Appeal/Special Circumstance — A process in which students can request additional considerations be made when determining financial aid eligibility, often due to a recent change in household income.
Award Year – School year for which financial aid is used to fund a student’s education. Generally, this is the 12-month period that begins on July 1st of one year and ends on June 30th of the following year.
Cost of Attendance (COA) — The amount it will cost a student to go to school. This cost considers various aspects including, but not limited to: tuition, room, board, and student fees. Indirect costs, such as textbooks, travel, and miscellaneous costs, should also be considered.
Dependent/Independent — For federal aid purposes, a student is considered a dependent, regardless of claim status on federal taxes, unless the student is at least one of the following: at least 24 years old, married, a graduate/professional student, a veteran, a member of the armed forces, an orphan, a ward of the court, someone with legal dependents (not a spouse), an emancipated minor, or someone who is, or is at risk of being, homeless.
Entrance Counseling — A mandatory information session which takes place before you receive your first federal student loan that explains your responsibilities and rights as a student borrower.
Expected Family Contribution (EFC) — Your EFC is an index number used to determine your eligibility for federal student aid. This number results from the financial information you provide in your Free Application for Federal Student Aid (FAFSA). This is not an actual dollar amount that you are expected to pay.
Free Application for Federal Student Aid (FAFSA) — To apply for federal student aid, such as federal grants, work-study, and loans, you need to complete the FAFSA. This application must be submitted every year that the student plans to utilize federal aid and can be found at Studentaid.gov.
Federal Loans (Subsidized/Unsubsidized) — Money issued by the federal government to a student for education expenses. Loan eligibility is based on a combination of the information in the FAFSA and other student aid.
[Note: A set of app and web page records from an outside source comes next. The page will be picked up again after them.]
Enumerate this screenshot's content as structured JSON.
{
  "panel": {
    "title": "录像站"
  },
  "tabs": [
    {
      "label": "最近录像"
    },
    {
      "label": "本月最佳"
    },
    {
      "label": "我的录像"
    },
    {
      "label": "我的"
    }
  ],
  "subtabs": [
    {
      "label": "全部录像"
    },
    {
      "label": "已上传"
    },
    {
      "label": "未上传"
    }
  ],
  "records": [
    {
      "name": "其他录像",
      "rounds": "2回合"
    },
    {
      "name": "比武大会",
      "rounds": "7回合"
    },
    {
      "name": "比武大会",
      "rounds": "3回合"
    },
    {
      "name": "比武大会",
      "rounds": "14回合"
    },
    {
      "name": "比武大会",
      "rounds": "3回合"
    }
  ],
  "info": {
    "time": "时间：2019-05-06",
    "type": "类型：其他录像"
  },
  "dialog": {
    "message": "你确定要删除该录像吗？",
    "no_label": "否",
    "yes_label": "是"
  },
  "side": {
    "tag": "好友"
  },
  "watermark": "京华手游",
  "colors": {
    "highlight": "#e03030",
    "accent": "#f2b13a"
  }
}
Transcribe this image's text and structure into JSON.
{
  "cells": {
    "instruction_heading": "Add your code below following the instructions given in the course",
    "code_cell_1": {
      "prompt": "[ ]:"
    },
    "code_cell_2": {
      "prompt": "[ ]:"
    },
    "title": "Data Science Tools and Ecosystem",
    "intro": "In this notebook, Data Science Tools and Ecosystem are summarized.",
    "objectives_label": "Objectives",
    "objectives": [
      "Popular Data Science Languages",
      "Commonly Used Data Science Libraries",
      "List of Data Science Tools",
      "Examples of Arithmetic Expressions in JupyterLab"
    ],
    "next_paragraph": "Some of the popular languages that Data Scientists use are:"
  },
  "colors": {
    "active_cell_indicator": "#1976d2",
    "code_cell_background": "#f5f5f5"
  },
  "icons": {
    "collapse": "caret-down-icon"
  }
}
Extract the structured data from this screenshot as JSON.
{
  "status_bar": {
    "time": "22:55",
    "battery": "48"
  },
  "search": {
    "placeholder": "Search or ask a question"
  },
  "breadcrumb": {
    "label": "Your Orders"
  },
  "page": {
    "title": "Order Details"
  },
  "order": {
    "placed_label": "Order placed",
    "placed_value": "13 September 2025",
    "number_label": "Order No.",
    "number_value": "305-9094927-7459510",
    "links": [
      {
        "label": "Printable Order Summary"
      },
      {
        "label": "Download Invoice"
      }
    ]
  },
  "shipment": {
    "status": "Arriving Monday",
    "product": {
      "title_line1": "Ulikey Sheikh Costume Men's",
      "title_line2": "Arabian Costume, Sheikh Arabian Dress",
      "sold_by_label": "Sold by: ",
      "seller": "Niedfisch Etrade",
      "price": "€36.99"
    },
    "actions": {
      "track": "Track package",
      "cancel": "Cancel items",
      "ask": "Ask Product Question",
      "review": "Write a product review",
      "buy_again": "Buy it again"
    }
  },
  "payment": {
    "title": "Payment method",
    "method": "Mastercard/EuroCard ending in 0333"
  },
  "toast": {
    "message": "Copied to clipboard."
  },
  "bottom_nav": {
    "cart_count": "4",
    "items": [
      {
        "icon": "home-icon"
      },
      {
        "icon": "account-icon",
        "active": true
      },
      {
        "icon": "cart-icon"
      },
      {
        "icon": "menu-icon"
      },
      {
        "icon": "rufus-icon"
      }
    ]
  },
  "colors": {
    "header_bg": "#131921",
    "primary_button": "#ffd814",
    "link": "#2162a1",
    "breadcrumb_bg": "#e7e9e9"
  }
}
An unsubsidized loan through the Direct Loan Program offers students a fixed interest rate, flexible repayment terms, and is not based on financial need. A subsidized loan is need-based and does not accrue interest while a student is enrolled.
Grant — Gift aid that is typically based on financial need. Grants do not need to be paid back.
Interest — Interest is a loan expense charged for the use of borrowed money. The expense is calculated as a percentage of the unpaid principal amount of the loan. While most loans create interest, individual rates between loans will vary. Please contact your loan servicer for more information on your specific loan.
Master Promissory Note (MPN) — An MPN is a legal document that contains the Borrower’s Rights and Responsibilities and Terms and Conditions for repayment. Direct PLUS will utilize a different MPN than Direct Subsidized / Unsubsidized loans. An MPN must be completed before federal loans can be disbursed.
Origination Fee — An upfront fee charged by a lender when taking out a loan. This is often represented as a percentage of the amount of the loan in question.
PELL Grant — The Pell Grant is the largest federal grant program offered to undergraduates and is designed to assist students from low-income households. PELL grant eligibility is automatically determined based on the information in your FAFSA.
PLUS Loan — Direct PLUS Loans are federal loans and are applied for at studentaid.gov. Parent PLUS loans can be borrowed by a parent of a dependent undergraduate student. Graduate students are also able to apply for a Graduate PLUS Loan for themselves.
Private Loan — Private Education Loans, also known as Alternative Education Loans, can help bridge the gap between the cost of your education and the financial aid a student has. Private loans are offered by private lenders and the terms and rates can vary between lending organizations. Please reach out directly to the lender with specific questions.
Satisfactory Academic Progress (SAP) — A federal regulation that requires recipients of federal financial aid to maintain a satisfactory rate of progress toward completion of a degree (pace), be in good standing based on a cumulative GPA, and meet maximum time frame requirements.
Scholarship – A need-based or achievement-based award issued to support a student’s education. This is considered gift-aid and does not need to be paid back.
Verification — A federally mandated process to confirm the accuracy of data provided by selected applicants on the Free Application for Federal Student Aid (FAFSA). To complete the verification process, the student, their parent(s), or spouse, if applicable, are required to provide certain documents to the school for review. If the documentation the student provides the institution doesn’t match what was reported on the FAFSA, verification can result in changes to the student’s financial aid eligibility, and/or financial aid offers.
Work-Study — Federal Work-Study provides part-time jobs for undergraduate and graduate students with financial need. If eligible, the amount listed in your financial aid package represents the amount you can earn up to in a single semester. Money earned through this program is issued directly to the student.